The Omaha, Nebraska-based firm is offering nine months of access to the firm’s Eclipse trading platform for free when firms sign up for what is typically a three-year contract. Firms that sign on will get access to the entire Orion suite of advisor technology, says Clarke. “We’re highly motivated to win as many of these advisors as possible," Clarke says.
Not to be outdone, Envestnet | Tamarac offered bundled deals that would offer discounted rates for premium services — if advisors are willing to lock into long-term deals. The world’s leading TAMP floated four- and seven-year deals for the firm’s upgraded package, Outsourced Solutions, according to advisors who discussed the terms with Financial Planning. Those deals offered a year of Outsourced Solutions for free if advisors sign a four-year deal, or two years free if advisors sign a seven-year deal.
Envestnet expects to add $10 million in revenue once the deal closes later this year, according to executives during an earnings call when the purchase of PortfolioCenter was announced.
“It’s a really big opportunity for us,” says Andina Anderson, executive managing director at Envestnet | Tamarac, adding that the move will help the firm gain traction with smaller RIA firms on the Schwab network. “We’ve talked for years about being able to focus on the smaller end of the market and this is going to jump start us getting there.”
But will technology providers be able to lure advisors away from Envestnet | Tamarac or has the TAMP offered enough incentives to entice advisors to stay onboard? The answer might come down to the lengths of the contracts, say experts.
According to one advisor, the ballpark example presented by a representative of Envestnet | Tamarac was for a firm with 200 accounts and $200 million in client assets, Outsourced Solutions costs approximately $16,000 a year. The basic PortfolioCenter package — which does not include the added on tools — costs upwards of $3,000 per year depending on size, according to multiple advisors.

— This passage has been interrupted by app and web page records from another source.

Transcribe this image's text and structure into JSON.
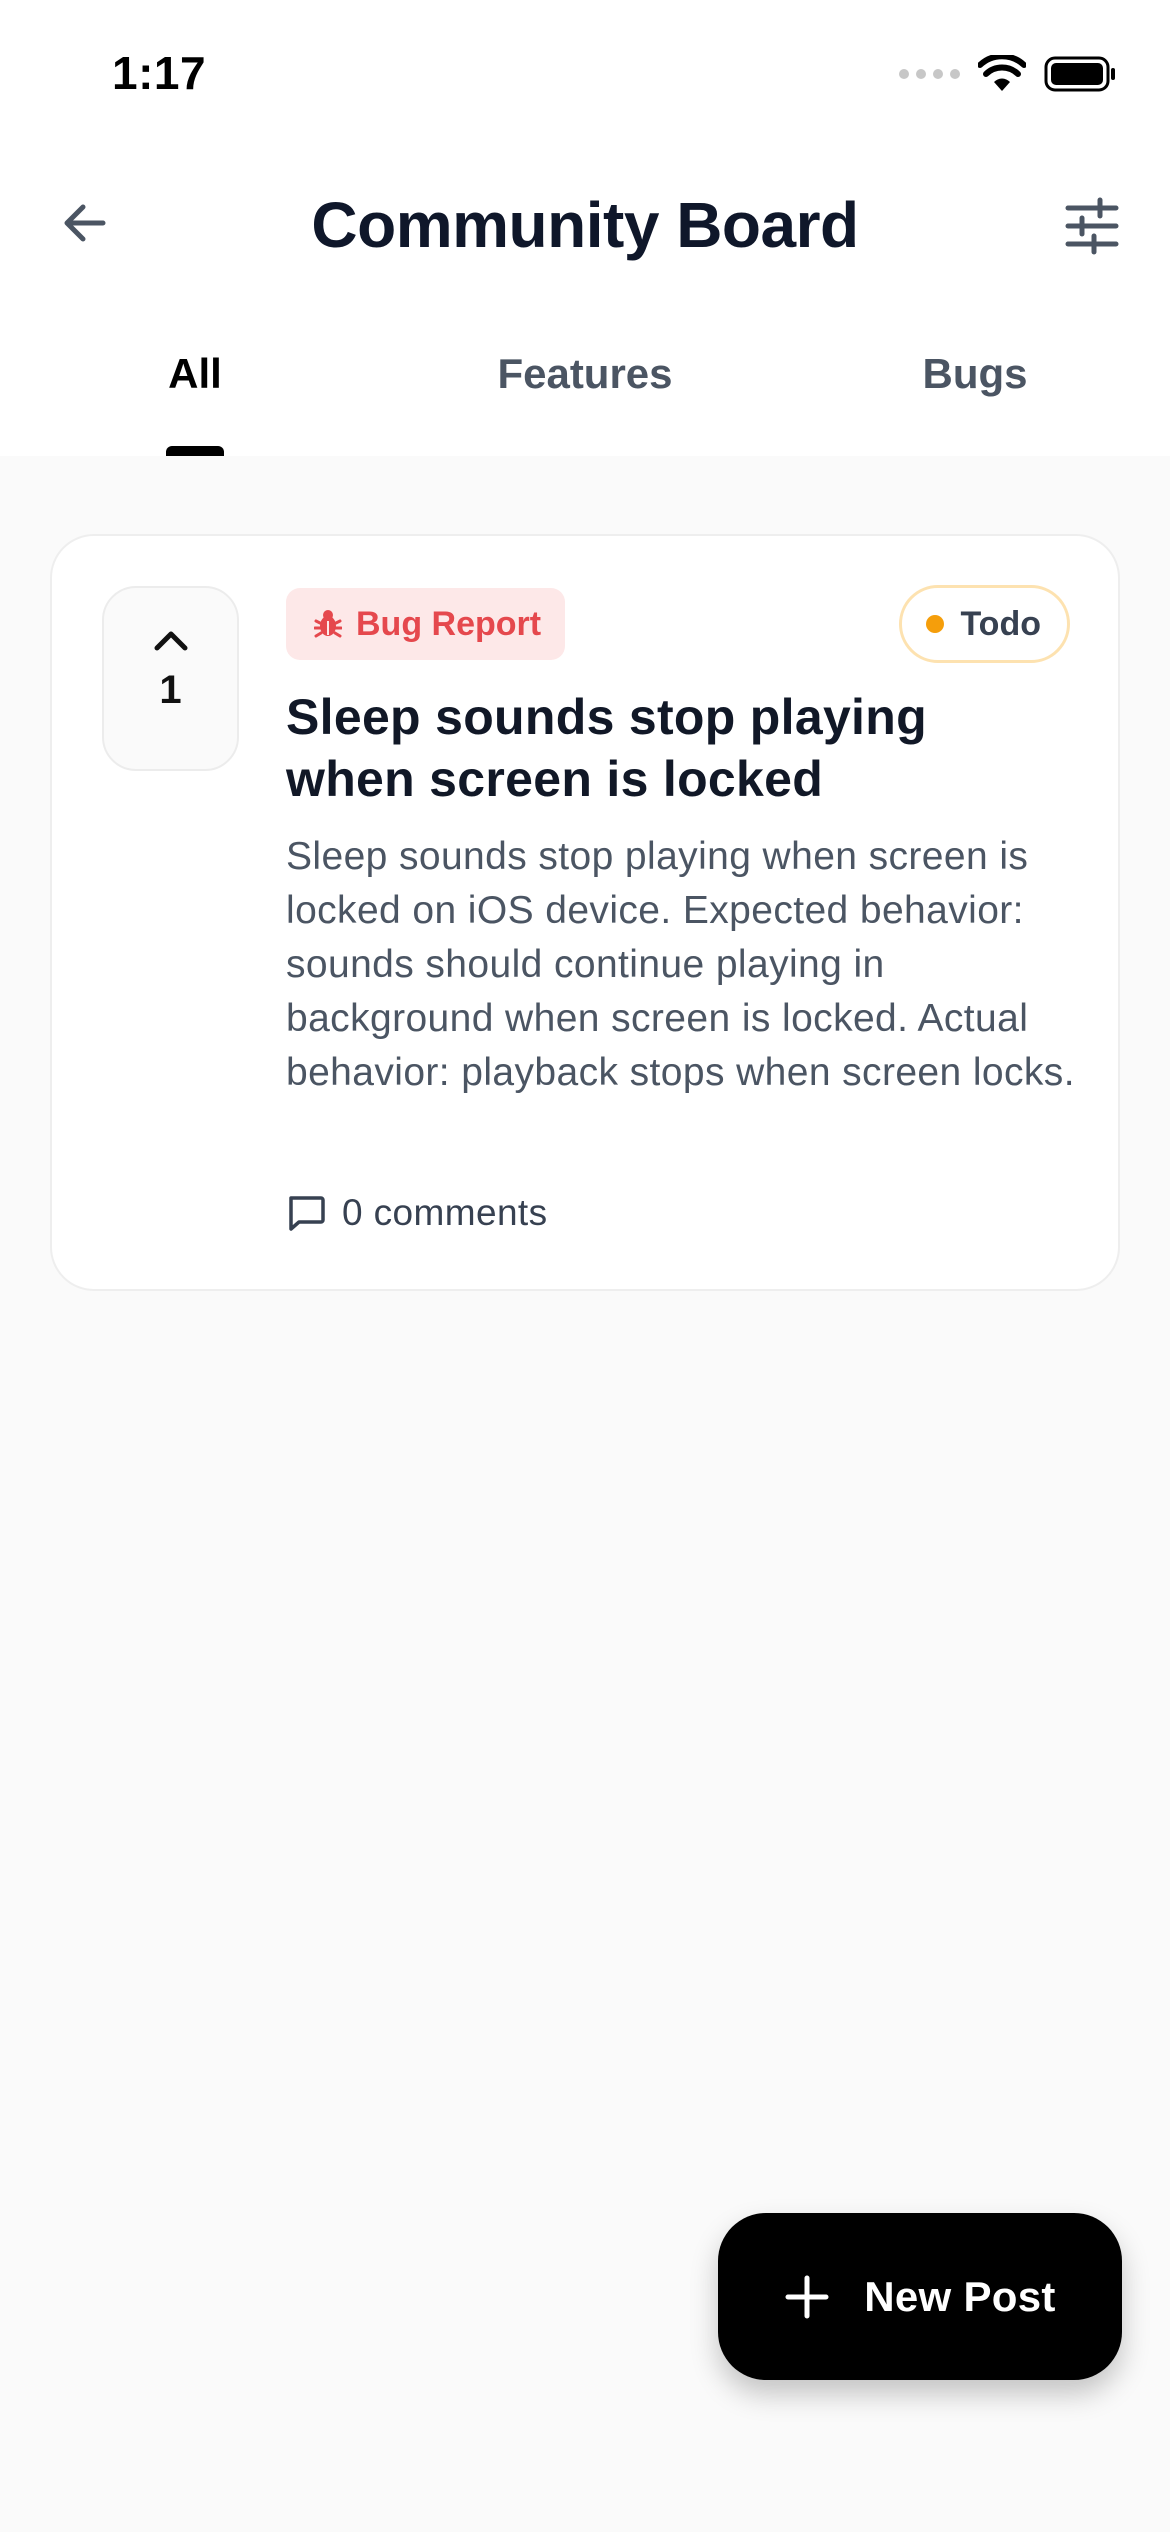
{
  "status_bar": {
    "time": "1:17"
  },
  "header": {
    "title": "Community Board"
  },
  "tabs": [
    {
      "label": "All",
      "active": true
    },
    {
      "label": "Features",
      "active": false
    },
    {
      "label": "Bugs",
      "active": false
    }
  ],
  "posts": [
    {
      "votes": "1",
      "category": "Bug Report",
      "status": "Todo",
      "title": "Sleep sounds stop playing when screen is locked",
      "body": "Sleep sounds stop playing when screen is locked on iOS device. Expected behavior: sounds should continue playing in background when screen is locked. Actual behavior: playback stops when screen locks.",
      "comments": "0 comments"
    }
  ],
  "fab": {
    "label": "New Post"
  },
  "icons": {
    "back": "arrow-left-icon",
    "filter": "sliders-icon",
    "upvote": "chevron-up-icon",
    "bug": "bug-icon",
    "comment": "comment-icon",
    "plus": "plus-icon"
  },
  "colors": {
    "accent": "#000000",
    "bug_badge_bg": "#fde8e8",
    "bug_badge_text": "#e5484d",
    "status_dot": "#f59e0b",
    "status_border": "#fde2b0"
  }
}
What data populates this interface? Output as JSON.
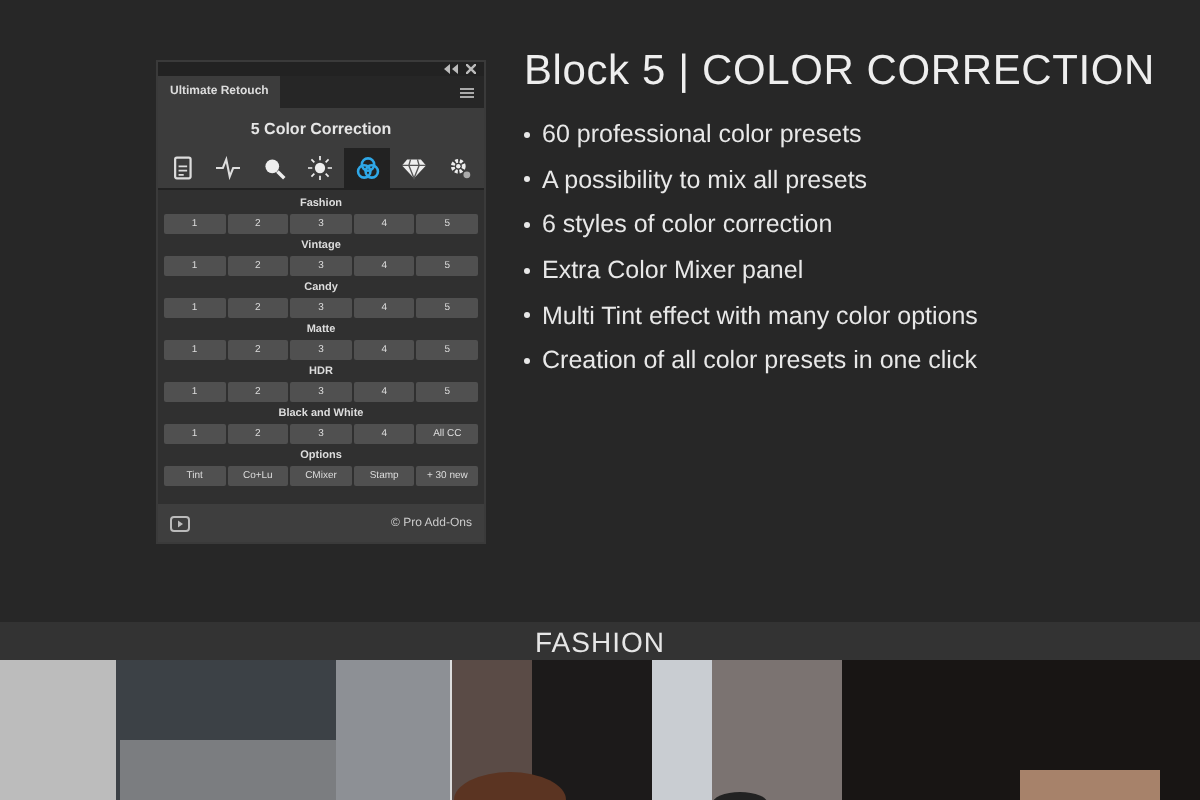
{
  "panel": {
    "tab": "Ultimate Retouch",
    "heading": "5 Color Correction",
    "tools": [
      {
        "kind": "document",
        "selected": false
      },
      {
        "kind": "pulse",
        "selected": false
      },
      {
        "kind": "magnifier",
        "selected": false
      },
      {
        "kind": "sun",
        "selected": false
      },
      {
        "kind": "rings",
        "selected": true
      },
      {
        "kind": "diamond",
        "selected": false
      },
      {
        "kind": "gear",
        "selected": false
      }
    ],
    "sections": [
      {
        "label": "Fashion",
        "buttons": [
          "1",
          "2",
          "3",
          "4",
          "5"
        ]
      },
      {
        "label": "Vintage",
        "buttons": [
          "1",
          "2",
          "3",
          "4",
          "5"
        ]
      },
      {
        "label": "Candy",
        "buttons": [
          "1",
          "2",
          "3",
          "4",
          "5"
        ]
      },
      {
        "label": "Matte",
        "buttons": [
          "1",
          "2",
          "3",
          "4",
          "5"
        ]
      },
      {
        "label": "HDR",
        "buttons": [
          "1",
          "2",
          "3",
          "4",
          "5"
        ]
      },
      {
        "label": "Black and White",
        "buttons": [
          "1",
          "2",
          "3",
          "4",
          "All CC"
        ]
      },
      {
        "label": "Options",
        "buttons": [
          "Tint",
          "Co+Lu",
          "CMixer",
          "Stamp",
          "+ 30 new"
        ]
      }
    ],
    "footer": "© Pro Add-Ons"
  },
  "promo": {
    "title": "Block 5 | COLOR CORRECTION",
    "bullets": [
      "60 professional color presets",
      "A possibility to mix all presets",
      "6 styles of color correction",
      "Extra Color Mixer panel",
      "Multi Tint effect with many color options",
      "Creation of all color presets in one click"
    ]
  },
  "gallery": {
    "title": "FASHION"
  }
}
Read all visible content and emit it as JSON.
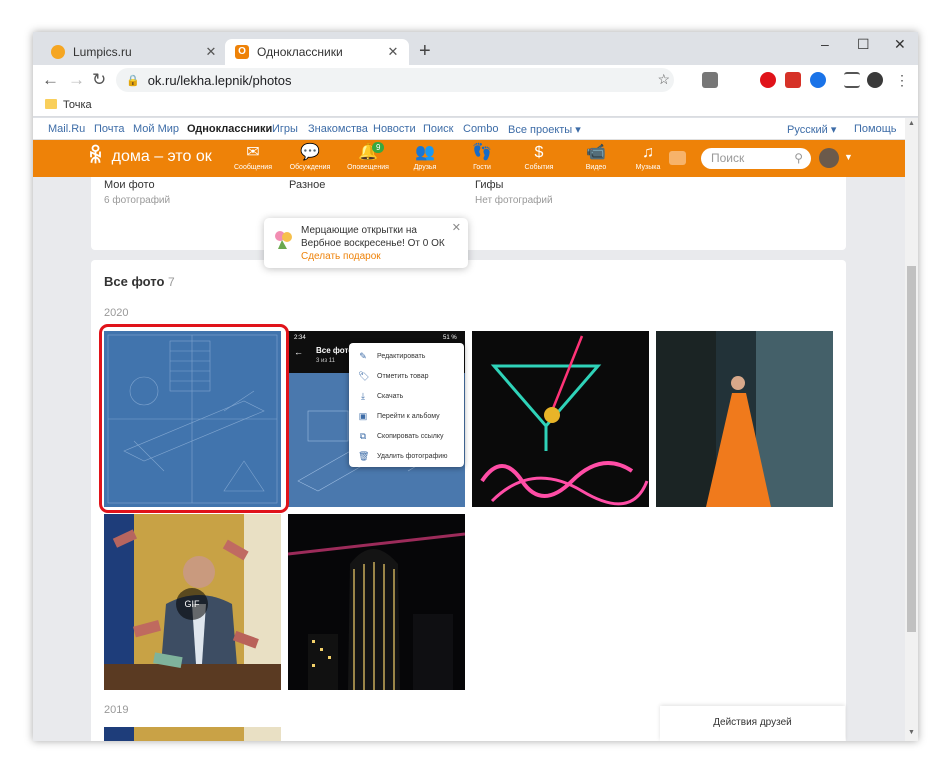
{
  "browser": {
    "tabs": [
      {
        "title": "Lumpics.ru",
        "active": false
      },
      {
        "title": "Одноклассники",
        "active": true
      }
    ],
    "new_tab": "+",
    "controls": {
      "minimize": "–",
      "maximize": "☐",
      "close": "✕"
    },
    "url": "ok.ru/lekha.lepnik/photos",
    "bookmark": "Точка"
  },
  "portal_links": [
    "Mail.Ru",
    "Почта",
    "Мой Мир",
    "Одноклассники",
    "Игры",
    "Знакомства",
    "Новости",
    "Поиск",
    "Combo",
    "Все проекты ▾"
  ],
  "portal_right": {
    "language": "Русский ▾",
    "help": "Помощь"
  },
  "ok_header": {
    "logo_text": "дома – это ок",
    "nav": [
      {
        "label": "Сообщения",
        "icon": "✉"
      },
      {
        "label": "Обсуждения",
        "icon": "💬"
      },
      {
        "label": "Оповещения",
        "icon": "🔔",
        "badge": "9"
      },
      {
        "label": "Друзья",
        "icon": "👥"
      },
      {
        "label": "Гости",
        "icon": "👣"
      },
      {
        "label": "События",
        "icon": "$"
      },
      {
        "label": "Видео",
        "icon": "📹"
      },
      {
        "label": "Музыка",
        "icon": "♫"
      }
    ],
    "search_placeholder": "Поиск"
  },
  "albums": [
    {
      "name": "Мои фото",
      "count": "6 фотографий"
    },
    {
      "name": "Разное",
      "count": ""
    },
    {
      "name": "Гифы",
      "count": "Нет фотографий"
    }
  ],
  "promo": {
    "text": "Мерцающие открытки на Вербное воскресенье! От 0 ОК",
    "link": "Сделать подарок"
  },
  "all_photos": {
    "title": "Все фото",
    "count": "7"
  },
  "years": [
    "2020",
    "2019"
  ],
  "gif_label": "GIF",
  "phone_shot": {
    "time": "2:34",
    "battery": "51 %",
    "title": "Все фото",
    "subtitle": "3 из 11"
  },
  "context_menu": [
    {
      "label": "Редактировать",
      "icon": "✎"
    },
    {
      "label": "Отметить товар",
      "icon": "🏷"
    },
    {
      "label": "Скачать",
      "icon": "⤓"
    },
    {
      "label": "Перейти к альбому",
      "icon": "▣"
    },
    {
      "label": "Скопировать ссылку",
      "icon": "⧉"
    },
    {
      "label": "Удалить фотографию",
      "icon": "🗑"
    }
  ],
  "friends_actions": "Действия друзей"
}
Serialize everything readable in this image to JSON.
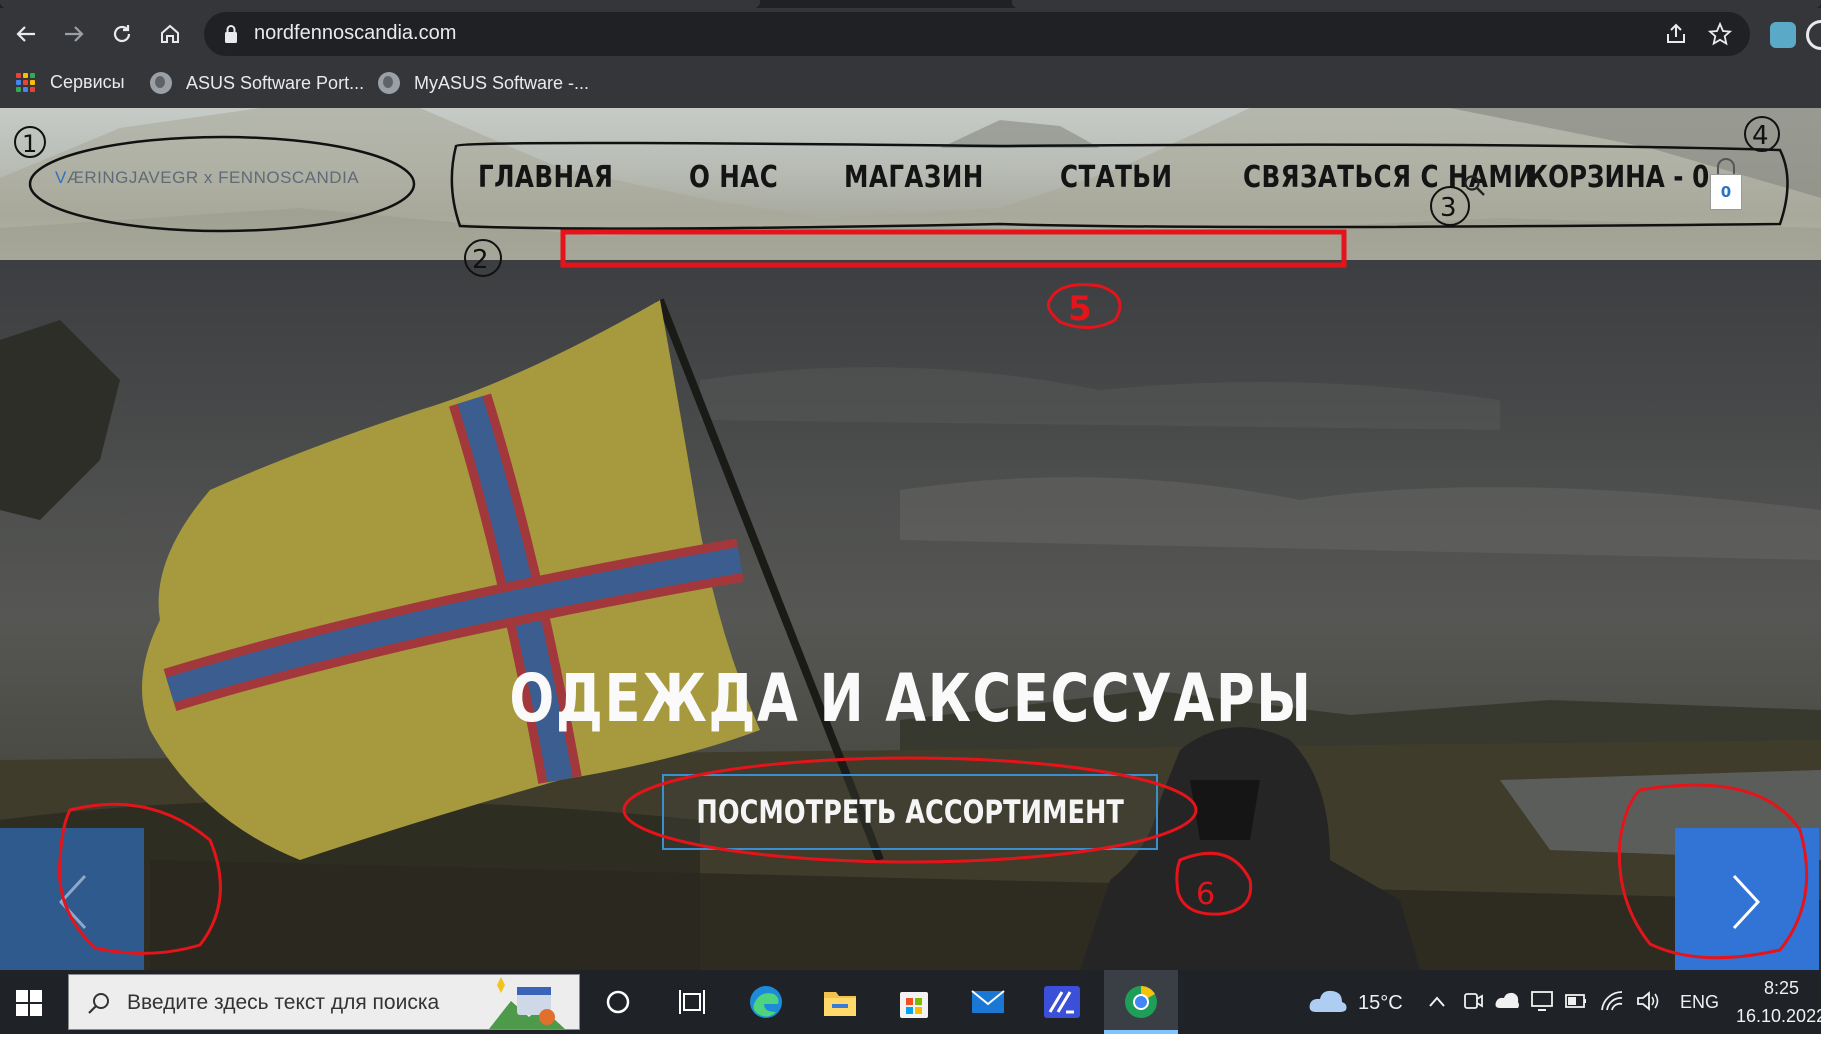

The lengthy deals may have dissuaded some advisors looking to upgrade. “For your home mortgage, lock yourself in,” says Erika Safran, of the New York-based Safran Wealth Advisors. “But, in terms of technology, being locked in for long periods of time just doesn’t make sense. Seven years would have been a lifetime.”
Safran Wealth ultimately decided to continue using PortfolioCenter on the Tamarac platform, but did not take advantage of the offers for premium services. For Safran, Outsourced Solution did not offer significant return on investment for her firm. Envestnet | Tamarac agreed to honor the terms of her current deal.
“Envestnet wasn’t buying the legacy technology as much as they were buying the right to reach out to those advisors on the platform,” Clarke says. His firm is in talks with dozens of PortfolioCenter advisors about a potential switch, Clarke says, without offering further detail.
Craig Iskowitz, CEO of the consulting firm the Ezra Group, says the lengthy deals probably had little effect on whether or not an advisor stayed on the Envestnet | Platform. “A lot RIAs have been using PortfolioCenter for 15 or 20 years. So, what's 4 or 7 more?” Iskowitz tweeted using the handle @craigiskowitz. “We're not talking about a new iPhone. You don't replace your portfolio accounting system because they added facial recognition.”
Others disagreed. Johnny Sandquist, owner of the publishing firm Three Crowns Copywriting and Marketing, took to Twitter to express his displeasure with the terms. “Wow … those contract terms mentioned. Seven years?” Sandquist said via a Twitter handle @johnellert. “Tech ages a lot like dog years and that's about 100 of them.”